What is a roundabout?

A roundabout is a one-way circular intersection engineered to reduce congestion and maximize safety. The “yield at entry” rule reduces delay by eliminating unnecessary stopping. Vehicles yield to traffic in the roundabout and enter only when there is a safe gap in traffic. Modern roundabouts have design features that improve traffic flow and reduce delay, fuel consumption, and air pollution. That’s why roundabouts are often a better solution at sites where we typically see traffic signal lights or stop signs.

Are roundabouts safe?

Yes. Roundabouts can carry more traffic than a traffic signal, but with one fourth as many injuries, and one tenth as many fatalities. This is because vehicles in a roundabout are moving slowly, in the same direction. So, instead of head-on and broadside crashes, crashes that do occur are mostly lowspeed side swipes. Injuries are rare. That is why roundabouts are important  Each year, about 7,500 Americans are killed at intersections and many more are injured or disabled. Roundabouts can save lives.

Aren't traffic signals safer for pedestrians?

No. Pedestrians are safer at roundabouts because a roundabout crosswalk is split into two shorter crossings of low-speed, one-way traffic. At traffic lights, pedestrians can spend more than twice as much time in the road and they need to look in four different directions: for traffic turning right or left on green, or right on red, or running the red light. With roundabouts, traffic is slower and crosswalks are shorter. Roundabouts have about one fourth as many pedestrian
injuries as a typical “crossroad” type intersection.

Why are so many communities building roundabouts?

Roundabouts are an economical way to solve serious safety and congestion problems. They can reduce congestion without the high cost of adding a signal and widening the entire roadway. Roundabouts reduce fuel consumption and air and noise pollution, and many people think landscaped roundabouts are
more attractive than signals.

Are roundabouts safe near schools?

More than 50 roundabouts have been built near schools in the U.S. Speeding is reduced in the school zone and safety reports are favorable.

Some roundabouts look awfully tight for trucks.  Will trucks fit?

Yes. Roundabouts are designed for trucks. Trucks proceed slowly and sometimes use the paved “truck apron” around the central island. As at other intersections, trucks make wide turns; therefore, other drivers should give them plenty of space.

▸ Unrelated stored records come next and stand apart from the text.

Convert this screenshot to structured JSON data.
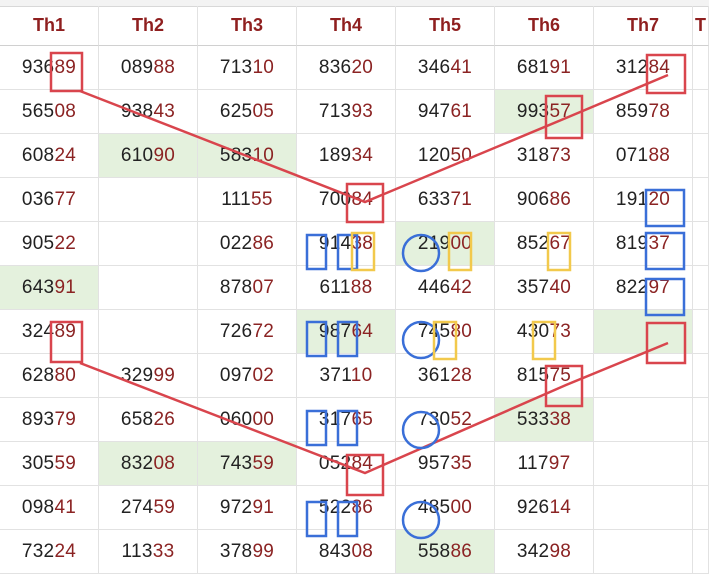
{
  "table": {
    "headers": [
      "Th1",
      "Th2",
      "Th3",
      "Th4",
      "Th5",
      "Th6",
      "Th7",
      "T"
    ],
    "rows": [
      [
        "93689",
        "08988",
        "71310",
        "83620",
        "34641",
        "68191",
        "31284",
        ""
      ],
      [
        "56508",
        "93843",
        "62505",
        "71393",
        "94761",
        "99357",
        "85978",
        ""
      ],
      [
        "60824",
        "61090",
        "58310",
        "18934",
        "12050",
        "31873",
        "07188",
        ""
      ],
      [
        "03677",
        "",
        "11155",
        "70084",
        "63371",
        "90686",
        "19120",
        ""
      ],
      [
        "90522",
        "",
        "02286",
        "91438",
        "21900",
        "85267",
        "81937",
        ""
      ],
      [
        "64391",
        "",
        "87807",
        "61188",
        "44642",
        "35740",
        "82297",
        ""
      ],
      [
        "32489",
        "",
        "72672",
        "98764",
        "74580",
        "43073",
        "",
        ""
      ],
      [
        "62880",
        "32999",
        "09702",
        "37110",
        "36128",
        "81575",
        "",
        ""
      ],
      [
        "89379",
        "65826",
        "06000",
        "31765",
        "73052",
        "53338",
        "",
        ""
      ],
      [
        "30559",
        "83208",
        "74359",
        "05284",
        "95735",
        "11797",
        "",
        ""
      ],
      [
        "09841",
        "27459",
        "97291",
        "52286",
        "48500",
        "92614",
        "",
        ""
      ],
      [
        "73224",
        "11333",
        "37899",
        "84308",
        "55886",
        "34298",
        "",
        ""
      ]
    ]
  },
  "colors": {
    "red_mark": "#d9454d",
    "blue_mark": "#3a6fd8",
    "yellow_mark": "#f2c94c",
    "highlight": "#e4f1dd"
  }
}
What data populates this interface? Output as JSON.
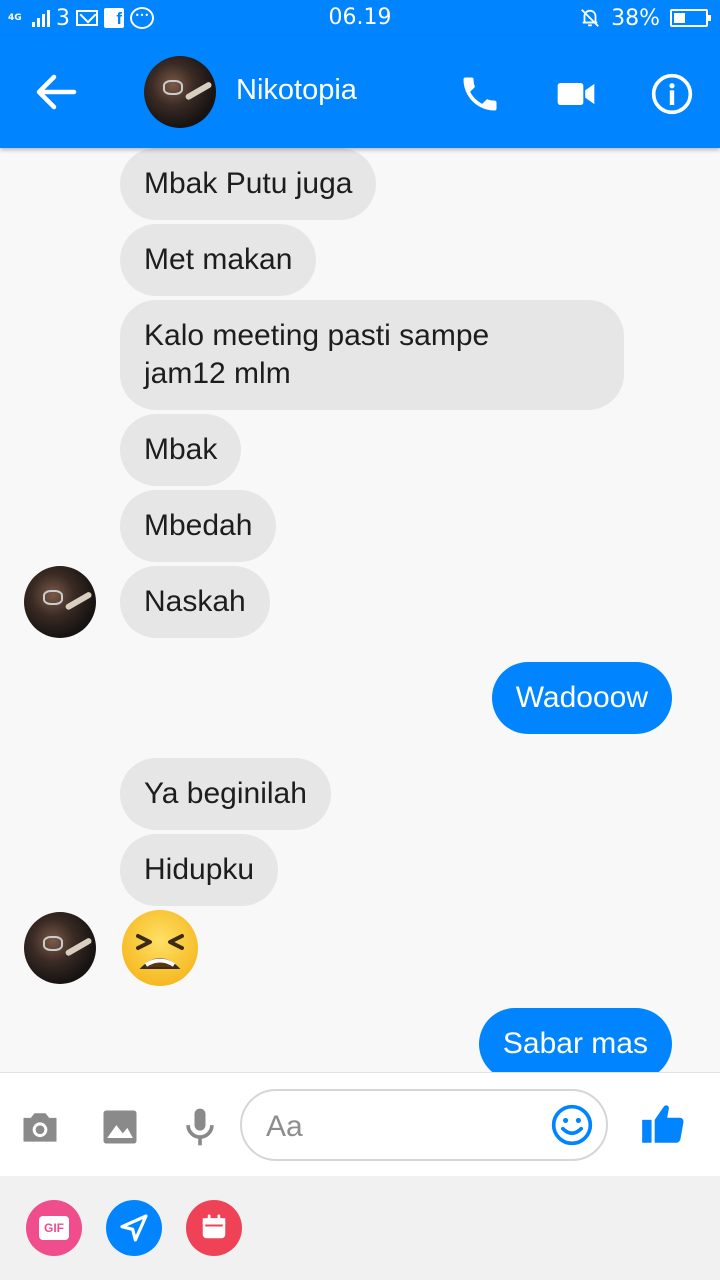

How about bicycles in a roundabout?

Depending on their experience riding in traffic, cyclists can circulate as a vehicle or use the sidewalk as a pedestrian. As always, make sure drivers see you.

Are roundabouts suitable everywhere?

No. The selection of a roundabout, traffic light, or stop sign is complicated and depends entirely on the situation. Expert traffic analysis can determine whether a roundabout, traffic signal light, or two- or all-way stop is the most-effective solution.